The early arrivals were rewarded with an excellent set of beat driven electronica from Drill Folly, who displayed a love of the pile-driving 4/4 techno with some always interesting noise at the frayed edges of her compositions. Horn samples and spoken word parts all combined to create an ambiance that wouldn’t feel out of place on Kompakt Records.
As promised in advance, Nope’s performance is dedicated entirely to their nearly 30-minute track ‘Walker’, the centrepiece of their underrated album of the same name, released last year. We are treated to two drummers that never felt superfluous, which is especially true during the cymbal rains of the band’s quieter moments, providing the atmospheric accompaniment to some wandering two-necked guitar leads. The band excels in their louder moments, riding guitar hook to guitar hook, while the drums boisterously anchor the performance. With the natural delineation between sections of the song we’d be surprised if the casual observer realised it was one piece.
Nissenenmondai’s gradual and subtle development on record has seen them slowly remove the extraneous parts of their music until they have reached a point of clean, ultra-minimal, tech-krautrock that at times feels more like a scientific experiment than a band. It’s like the world’s most austere project manager has arrived and 6-sigma’d the concept of music itself. They are so easy to admire, more disciplined and patient than the hook-up band of Mark E Smith’s dreams, their repetitions are brought to life by moments of human emotion; a hi-hat hit slightly harder, perhaps foreboding a time change to come, or a bass riff moving fractionally faster. It has the effect of making the audience uncomfortable; our brains are hard-wired to act predictively, to assist us with our everyday life, but despite the calming effect of the recurring nature of this music, every minor change acts as a jolt to the nervous system. It makes a mockery of those words synonymous with krautrock: hypnotic and enveloping, as they become tense and rejecting. They spend the entire set edging the audience towards a pressure release that never comes. A form of delayed gratification that forces you to focus on the method rather than the result.

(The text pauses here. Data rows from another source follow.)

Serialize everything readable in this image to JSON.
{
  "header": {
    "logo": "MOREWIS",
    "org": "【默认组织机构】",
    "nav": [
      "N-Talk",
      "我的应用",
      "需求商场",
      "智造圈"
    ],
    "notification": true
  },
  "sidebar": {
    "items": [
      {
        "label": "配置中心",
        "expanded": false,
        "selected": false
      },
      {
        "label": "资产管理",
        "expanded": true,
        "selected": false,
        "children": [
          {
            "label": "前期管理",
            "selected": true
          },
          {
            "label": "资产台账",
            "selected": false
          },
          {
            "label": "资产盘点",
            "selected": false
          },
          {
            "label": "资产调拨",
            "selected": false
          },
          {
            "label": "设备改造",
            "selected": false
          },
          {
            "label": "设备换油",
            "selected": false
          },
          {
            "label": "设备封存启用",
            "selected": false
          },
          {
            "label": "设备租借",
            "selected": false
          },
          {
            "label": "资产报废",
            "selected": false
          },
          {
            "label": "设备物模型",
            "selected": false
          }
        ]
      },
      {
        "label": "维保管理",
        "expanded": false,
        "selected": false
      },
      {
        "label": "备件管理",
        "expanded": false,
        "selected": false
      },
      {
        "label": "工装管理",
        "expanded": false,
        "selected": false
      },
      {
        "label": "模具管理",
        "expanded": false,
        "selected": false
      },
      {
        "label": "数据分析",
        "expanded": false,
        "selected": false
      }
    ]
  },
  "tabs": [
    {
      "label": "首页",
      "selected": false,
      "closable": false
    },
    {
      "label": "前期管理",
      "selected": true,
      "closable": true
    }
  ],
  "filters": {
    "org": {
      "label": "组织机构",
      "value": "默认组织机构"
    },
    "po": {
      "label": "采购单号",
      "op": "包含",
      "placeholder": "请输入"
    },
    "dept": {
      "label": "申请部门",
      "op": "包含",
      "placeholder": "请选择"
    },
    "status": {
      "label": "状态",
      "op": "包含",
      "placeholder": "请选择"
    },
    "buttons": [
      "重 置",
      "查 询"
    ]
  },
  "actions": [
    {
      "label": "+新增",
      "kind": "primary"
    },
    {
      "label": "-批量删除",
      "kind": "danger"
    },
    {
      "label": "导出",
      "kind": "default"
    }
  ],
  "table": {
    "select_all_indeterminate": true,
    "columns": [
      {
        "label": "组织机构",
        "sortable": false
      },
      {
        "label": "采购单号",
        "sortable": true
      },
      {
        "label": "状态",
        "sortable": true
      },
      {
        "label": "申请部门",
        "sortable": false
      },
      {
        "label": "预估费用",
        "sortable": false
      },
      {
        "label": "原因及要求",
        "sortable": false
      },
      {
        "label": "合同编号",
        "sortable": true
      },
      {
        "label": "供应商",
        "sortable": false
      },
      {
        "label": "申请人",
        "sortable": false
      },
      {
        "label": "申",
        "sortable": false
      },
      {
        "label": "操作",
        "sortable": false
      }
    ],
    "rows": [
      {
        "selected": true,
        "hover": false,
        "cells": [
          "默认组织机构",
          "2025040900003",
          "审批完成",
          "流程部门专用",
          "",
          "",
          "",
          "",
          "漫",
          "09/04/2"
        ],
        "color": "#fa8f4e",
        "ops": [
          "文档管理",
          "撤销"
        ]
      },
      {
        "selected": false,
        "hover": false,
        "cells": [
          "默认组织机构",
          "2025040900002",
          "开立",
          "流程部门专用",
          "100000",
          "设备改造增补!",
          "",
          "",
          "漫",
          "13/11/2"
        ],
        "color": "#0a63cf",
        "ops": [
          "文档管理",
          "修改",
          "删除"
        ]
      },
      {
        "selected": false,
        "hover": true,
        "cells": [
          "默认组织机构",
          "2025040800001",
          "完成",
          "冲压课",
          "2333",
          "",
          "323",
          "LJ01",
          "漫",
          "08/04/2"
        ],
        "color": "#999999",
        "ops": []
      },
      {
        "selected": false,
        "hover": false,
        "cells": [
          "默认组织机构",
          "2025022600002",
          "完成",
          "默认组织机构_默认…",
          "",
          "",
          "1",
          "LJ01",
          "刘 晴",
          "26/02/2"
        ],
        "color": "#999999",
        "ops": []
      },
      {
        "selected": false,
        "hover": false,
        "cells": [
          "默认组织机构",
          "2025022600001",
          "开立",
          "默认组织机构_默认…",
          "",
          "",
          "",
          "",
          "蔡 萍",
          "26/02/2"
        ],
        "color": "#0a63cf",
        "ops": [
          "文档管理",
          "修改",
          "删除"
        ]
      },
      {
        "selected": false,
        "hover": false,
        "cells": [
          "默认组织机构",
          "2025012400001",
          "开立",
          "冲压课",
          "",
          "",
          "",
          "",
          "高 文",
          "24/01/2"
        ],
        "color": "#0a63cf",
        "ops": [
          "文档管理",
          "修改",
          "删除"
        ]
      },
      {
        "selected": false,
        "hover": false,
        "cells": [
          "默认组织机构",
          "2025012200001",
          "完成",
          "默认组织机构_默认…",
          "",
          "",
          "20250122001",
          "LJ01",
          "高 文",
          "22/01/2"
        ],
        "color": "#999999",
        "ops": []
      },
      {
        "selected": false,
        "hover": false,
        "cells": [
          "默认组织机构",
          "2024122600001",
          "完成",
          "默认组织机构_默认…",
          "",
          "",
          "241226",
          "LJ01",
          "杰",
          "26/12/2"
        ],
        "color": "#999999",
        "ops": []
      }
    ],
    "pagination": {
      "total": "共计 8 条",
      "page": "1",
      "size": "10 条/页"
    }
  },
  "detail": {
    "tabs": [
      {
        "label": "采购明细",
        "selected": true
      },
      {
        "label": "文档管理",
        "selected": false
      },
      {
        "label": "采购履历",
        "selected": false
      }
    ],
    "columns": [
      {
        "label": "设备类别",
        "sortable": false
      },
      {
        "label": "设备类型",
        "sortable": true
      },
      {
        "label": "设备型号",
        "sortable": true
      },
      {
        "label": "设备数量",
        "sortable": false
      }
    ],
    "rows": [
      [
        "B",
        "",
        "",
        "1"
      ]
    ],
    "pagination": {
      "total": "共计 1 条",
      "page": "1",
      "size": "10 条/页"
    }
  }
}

The intellectual analysis wasn’t likely to have satisfied the glowsticks in the air crowd, while it likely felt divine to the beard strokers. As someone who has a foot in both camps, it’s hard not to feel that they haven’t lost something by filtering out the noise and occasional melody of previous work, yet they remain an utterly fascinating spectacle that is completely worthy of anyone’s time.